Govt Ready To Pay Even Rs 400 Crore To Make Hindi An Official Language At UN, Says Sushma Swaraj
On January 3, External Affairs Minister Sushma Swaraj and Congress MP Shashi Tharoor got into a war of words over Hindi. On the one hand, our External Affairs Minister is of the opinion that Hindi should be the official language at the United Nations, while Congress MP Tharoor slammed the decision, and rightly so.
What fueled the fire, you ask? BJP MPs Laxman Giluwa and Rama Devi sought an answer from Sushma Swaraj regarding the steps taken to make Hindi the official language at the UN.
To this, Shashi Tharoor expressed his objection. He said that there was no need for such an arbitrary imposition. “The Gujarat High Court ruled in 2010 that Hindi is not the national language. As a matter of fact, India has no national language,” he said. He also made it clear that according to Article 343 of the Constitution, both Hindi and English are the official languages of India.
Tharoor pointed out that even though Arabic has fewer speakers than Hindi, it is still one of the official languages as it is spoken in 22 countries. Sushma Swaraj called Tharoor ignorant for his remarks and pointed out that Hindi is spoken in Fiji, Mauritius, Suriname, Guyana, Trinidad & Tobago and Nepal.
Tharoor mentioned clearly that if the Foreign Minister or the Prime Minister wants to converse in Hindi in the UN, then it is fine, but he asked: “Why should we put our future foreign ministers and prime ministers who may be from Tamil Nadu or West Bengal in (such) a position.”
Because government’s coffers are brimming
To make Hindi the official language according to UN rules, support of two-thirds member countries (129 nations) is required out of the total 193 member nations, Swaraj said in the Lok Sabha during Question Hour. She also mentioned that all the nations have to bear the expenditure for the process.
A BJP MP pointed out that to make Hindi the national language the government has to bear an expense of Rs 40 crore.
“For us to be spending government resources, for seeking to promote Hindi in this purpose raises an important question as to why do we need to make it an official language?” asks Tharoor.
To this Swaraj said that the government is ready to pay “even Rs. 400 crore if required” but the world body’s rules do not allow to do so. She says that the pride of the language needs to be showcased to the world.
She said that if the rules so permitted, the Indian government is ready to bear the entire expense. “It is not difficult to get the support of two-thirds member nations.

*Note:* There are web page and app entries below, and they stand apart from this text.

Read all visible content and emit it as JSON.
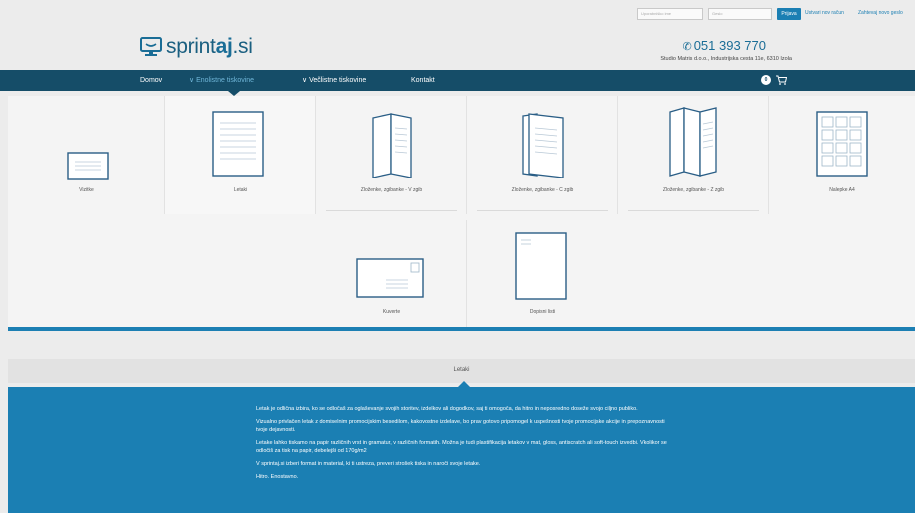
{
  "login": {
    "email_placeholder": "Uporabniško ime",
    "password_placeholder": "Geslo",
    "login_label": "Prijava",
    "register_label": "Ustvari nov račun",
    "forgot_label": "Zahtevaj novo geslo"
  },
  "header": {
    "logo_pre": "sprint",
    "logo_bold": "aj",
    "logo_post": ".si",
    "phone": "051 393 770",
    "address": "Studio Matris d.o.o., Industrijska cesta 11e, 6310 Izola"
  },
  "nav": {
    "items": [
      {
        "label": "Domov"
      },
      {
        "label": "Enolistne tiskovine"
      },
      {
        "label": "Večlistne tiskovine"
      },
      {
        "label": "Kontakt"
      }
    ],
    "cart_count": "0"
  },
  "products": [
    {
      "label": "Vizitke",
      "icon": "business-card-icon"
    },
    {
      "label": "Letaki",
      "icon": "flyer-icon"
    },
    {
      "label": "Zloženke, zgibanke - V zgib",
      "icon": "v-fold-icon"
    },
    {
      "label": "Zloženke, zgibanke - C zgib",
      "icon": "c-fold-icon"
    },
    {
      "label": "Zloženke, zgibanke - Z zgib",
      "icon": "z-fold-icon"
    },
    {
      "label": "Nalepke A4",
      "icon": "sticker-sheet-icon"
    },
    {
      "label": "Kuverte",
      "icon": "envelope-icon"
    },
    {
      "label": "Dopisni listi",
      "icon": "letterhead-icon"
    }
  ],
  "section": {
    "title": "Letaki",
    "paragraphs": [
      "Letak je odlična izbira, ko se odločaš za oglaševanje svojih storitev, izdelkov ali dogodkov, saj ti omogoča, da hitro in neposredno doseže svojo ciljno publiko.",
      "Vizualno privlačen letak z domiselnim promocijskim besedilom, kakovostne izdelave, bo prav gotovo pripomogel k uspešnosti tvoje promocijske akcije in prepoznavnosti tvoje dejavnosti.",
      "Letake lahko tiskamo na papir različnih vrst in gramatur, v različnih formatih. Možna je tudi plastifikacija letakov v mat, gloss, antiscratch ali soft-touch izvedbi. Vkolikor se odločiš za tisk na papir, debelejši od 170g/m2",
      "V sprintaj.si izberi format in material, ki ti ustreza, preveri strošek tiska in naroči svoje letake.",
      "Hitro. Enostavno."
    ]
  },
  "colors": {
    "nav_bg": "#154d68",
    "accent": "#1b7fb3",
    "active_nav": "#6fb6d8"
  }
}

But when the issue of bearing the expenses comes, many small nations become hesitant which has led to a big hurdle in making Hindi an official language of the UN,” she said.
The Logical Indian take
Currently, there are 22 scheduled languages in India, and a large number of people speak in languages other than Hindi. The government giving preference to one language is unfair to the more than 50% of Indian citizens that do not speak Hindi. Its imposition is linked to a more extensive hegemonic project that connects the idea of the Indian nation to Brahmanical Hinduism.
On September 12, 1949, before the Constitution was made, the issue of language was discussed in the Assembly. To which Shyama Prasad Mookerjee, who served as Minister in Prime Minister Jawaharlal Nehru’s cabinet said “If it is claimed by anyone that by passing an article in the Constitution of India one language is going to be accepted by all by process of coercion, that will not be possible to achieve. Unity in diversity is India’s keynote and must be achieved by process of understanding and consent, and for that, a proper atmosphere has to be created.”
Also, spending taxpayers’ money on something so trivial is not acceptable. The Logical Indian hopes that the money the government is so willing to spend on making Hindi the official language is put to good use.